The Meaning of Things
Reader, lo! a well-meaning Booke
MONTAIGNE'S SALUTATION TO HIS READERS
In the preface to his little book of miscellaneous essays called Guesses at Truth, the nineteenth-century cleric Julius Hare wrote, 'I here present you with a few suggestions... little more than glimmerings, I had almost said dreams, of thought... If I am addressing one of that numerous class who read to be told what to think, let me advise you to meddle with this book no further. You wish to buy a house ready furnished; do not come to look for it in a stone quarry. But if you are building up your opinions for yourself, and only want to be provided with the materials, you may meet with many things in these pages to suit you.' There is little in common between Hare's outlook and the reflections which follow below, but with these words he provides a most suitable preface to them.
Socrates famously said that the unconsidered life is not worth living. He meant that a life lived without forethought or principle is a life so vulnerable to chance, and so dependent on the choices and actions of others, that it is of little real value to the person living it. He further meant that a life well lived is one which has goals, and integrity, which is chosen and directed by the one who lives it, to the fullest extent possible to a human agent caught in the webs of society and history.
As the phrase suggests, the 'considered life' is a life enriched by thinking about things that matter - values, aims, society, the characteristic vicissitudes of the human condition, desiderata both personal and public, the enemies of human flourishing, and the meanings of life. It is not necessary to arrive at polished theories on all these subjects, but it is necessary to give them at least a modicum of thought if one's life is to have some degree of shape and direction. To give thought to these matters is like inspecting a map before a journey. Looking at a map is not the same thing as travelling, but it at least provides orientation, a sense of place and of how places relate to each other - especially those one would like to visit. A person who does not think about life is like a stranger mapless in a foreign land; for one such, lost and without directions, any turning in the road is as good as any other, and if it takes him somewhere worthwhile it will have done so by the merest chance.
The discussions - the sketch maps - in the following pages are, with proper diffidence, put forward as prompts to reflection merely, or better: as contributions to a conversation.
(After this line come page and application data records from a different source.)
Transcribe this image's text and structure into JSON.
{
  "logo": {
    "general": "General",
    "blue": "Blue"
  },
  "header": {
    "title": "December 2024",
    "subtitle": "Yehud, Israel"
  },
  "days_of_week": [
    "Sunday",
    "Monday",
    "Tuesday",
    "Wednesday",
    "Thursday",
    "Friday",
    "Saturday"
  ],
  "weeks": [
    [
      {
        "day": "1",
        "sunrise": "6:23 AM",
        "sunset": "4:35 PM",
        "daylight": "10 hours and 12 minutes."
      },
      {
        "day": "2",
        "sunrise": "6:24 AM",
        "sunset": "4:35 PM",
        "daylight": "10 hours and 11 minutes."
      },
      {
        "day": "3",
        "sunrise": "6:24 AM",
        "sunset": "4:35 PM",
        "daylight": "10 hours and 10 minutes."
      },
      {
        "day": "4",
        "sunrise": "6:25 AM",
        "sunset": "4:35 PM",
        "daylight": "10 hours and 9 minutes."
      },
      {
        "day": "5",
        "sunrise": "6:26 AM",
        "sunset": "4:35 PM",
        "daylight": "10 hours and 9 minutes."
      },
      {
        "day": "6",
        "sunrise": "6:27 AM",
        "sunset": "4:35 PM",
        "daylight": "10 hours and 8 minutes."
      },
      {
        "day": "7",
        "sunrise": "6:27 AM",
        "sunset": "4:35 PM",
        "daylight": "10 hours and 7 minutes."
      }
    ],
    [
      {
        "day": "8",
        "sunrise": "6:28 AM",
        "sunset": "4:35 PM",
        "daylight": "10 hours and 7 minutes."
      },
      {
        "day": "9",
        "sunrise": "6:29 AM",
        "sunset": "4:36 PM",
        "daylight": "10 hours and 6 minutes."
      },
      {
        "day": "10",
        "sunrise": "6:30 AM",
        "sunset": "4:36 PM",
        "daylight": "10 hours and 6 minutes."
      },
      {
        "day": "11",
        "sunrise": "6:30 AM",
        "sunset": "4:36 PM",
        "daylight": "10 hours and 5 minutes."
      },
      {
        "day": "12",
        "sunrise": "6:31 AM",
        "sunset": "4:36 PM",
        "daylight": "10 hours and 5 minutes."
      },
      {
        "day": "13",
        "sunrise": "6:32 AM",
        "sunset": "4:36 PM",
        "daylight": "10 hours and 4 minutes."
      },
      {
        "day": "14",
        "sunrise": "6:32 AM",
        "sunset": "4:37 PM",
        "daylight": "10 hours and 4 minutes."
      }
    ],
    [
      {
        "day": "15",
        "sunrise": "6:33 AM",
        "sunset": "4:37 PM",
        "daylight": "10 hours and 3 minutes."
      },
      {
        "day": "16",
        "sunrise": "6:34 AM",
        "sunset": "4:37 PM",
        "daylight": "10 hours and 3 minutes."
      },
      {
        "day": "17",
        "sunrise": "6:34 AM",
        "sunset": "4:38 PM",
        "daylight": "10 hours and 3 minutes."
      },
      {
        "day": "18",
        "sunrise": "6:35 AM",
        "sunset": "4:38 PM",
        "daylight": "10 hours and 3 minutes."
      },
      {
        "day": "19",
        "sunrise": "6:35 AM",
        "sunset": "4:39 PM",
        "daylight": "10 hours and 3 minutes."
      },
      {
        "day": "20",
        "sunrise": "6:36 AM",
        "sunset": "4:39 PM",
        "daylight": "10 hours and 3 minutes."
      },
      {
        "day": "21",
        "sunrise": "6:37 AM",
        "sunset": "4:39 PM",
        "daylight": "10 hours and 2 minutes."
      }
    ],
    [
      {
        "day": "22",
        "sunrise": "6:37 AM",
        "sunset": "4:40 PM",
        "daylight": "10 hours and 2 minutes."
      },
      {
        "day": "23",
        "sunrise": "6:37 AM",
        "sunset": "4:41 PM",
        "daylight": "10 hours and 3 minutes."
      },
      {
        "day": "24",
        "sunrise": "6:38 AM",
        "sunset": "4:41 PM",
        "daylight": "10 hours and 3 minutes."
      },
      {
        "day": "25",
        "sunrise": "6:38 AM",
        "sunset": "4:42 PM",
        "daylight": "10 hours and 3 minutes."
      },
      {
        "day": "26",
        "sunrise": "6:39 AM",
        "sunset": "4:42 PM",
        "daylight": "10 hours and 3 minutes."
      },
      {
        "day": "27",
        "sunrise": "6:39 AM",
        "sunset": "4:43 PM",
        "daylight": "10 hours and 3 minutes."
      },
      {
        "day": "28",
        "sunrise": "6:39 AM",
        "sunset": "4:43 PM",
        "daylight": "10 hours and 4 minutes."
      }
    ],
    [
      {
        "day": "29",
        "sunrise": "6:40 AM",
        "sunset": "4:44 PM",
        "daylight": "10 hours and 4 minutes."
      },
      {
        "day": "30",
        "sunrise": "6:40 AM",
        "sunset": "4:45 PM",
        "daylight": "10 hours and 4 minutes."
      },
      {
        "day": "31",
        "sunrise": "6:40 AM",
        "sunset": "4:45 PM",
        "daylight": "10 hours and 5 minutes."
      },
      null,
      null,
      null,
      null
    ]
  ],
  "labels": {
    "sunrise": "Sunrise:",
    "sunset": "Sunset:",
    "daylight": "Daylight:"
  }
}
They are certainly not offered as definitive statements on the topics they address. And because I rarely live up to the virtues they extol, or avoid the vices they condemn, no claim to sainthood, still less sanctimony, is implied by them - far from it.
These discussions began as contributions to the Guardian newspaper, in the form of the 'Last Word' column in the Saturday Review, accompanied by Clifford Harper's brilliant illustrations. Most of them are short, some are longer. Each is self-contained, although neither their grouping nor their arrangement is arbitrary. Thus, comments on moralising are followed by some on tolerance, remarks on fear by some on courage, remarks on sorrow, death and hope are placed together, as are those on frankness and lying, betrayal and loyalty, blame and punishment. Other topics which naturally pair - love and hate, for example - can certainly be read together, but are placed apart for other reasons. Mainly, however, the discussions are meant to be read as separate self-standing pieces, and occasionally as clusters, but not as a sequence - for this is not a continuous treatise, but a miscellany prompted by commentary on the daily life of the human condition. They once each had the space of a week around them, adding to their self-containment. But just as all roads lead to Rome, so all these topics lead to one another by more and less direct routes, as a little reflection on the groupings shows.
The book is divided into three Parts, one of which concerns some of the things that are enemies to human flourishing, among them racism, nationalism, religion, revenge, poverty, and depression. Doubtless, some will take offence at the inclusion of religion in this category. If all espousers of religion behaved like Quakers or shared the views of Thervada Buddhists, there would be little to quarrel with in religion saves its super- naturalistic beliefs. But religion has for the greatest part been, and still remains, an affliction in human affairs, and cannot be omitted from discussion of the considered life.
Yet I believe passionately in the value of all things spiritual - by which I mean things of the human spirit, with its capacity for love and enjoyment, creativity and kindness, hope and courage. Although mankind is the author of much monstrous cruelty, of despoliation, greed, conflict and ugliness, it is also the author of much that is best in the world, which is a reason both for celebration and optimism. Some people seem unable to allow that mankind is the source of what makes the world bearable - pity, beauty and tenderness - nor that it is human genius which is responsible for the achievements of art and science. Such is responsible for the achievements of art and science. Such people have to believe in the existence of supernatural agencies as the source of the world's good, while fathering its evil exclusively on human beings. That is a calumny on mankind, as well as an irrational hangover from mankind's ignorant and fearful infancy, when nature was believed to be governed by invisible and often hostile powers. One thing that a consideration of life should help to achieve is liberation from such tyrannies of belief, replacing them with informed commitments instead to the human affections, tolerance, and the wisdom taught by individual experience.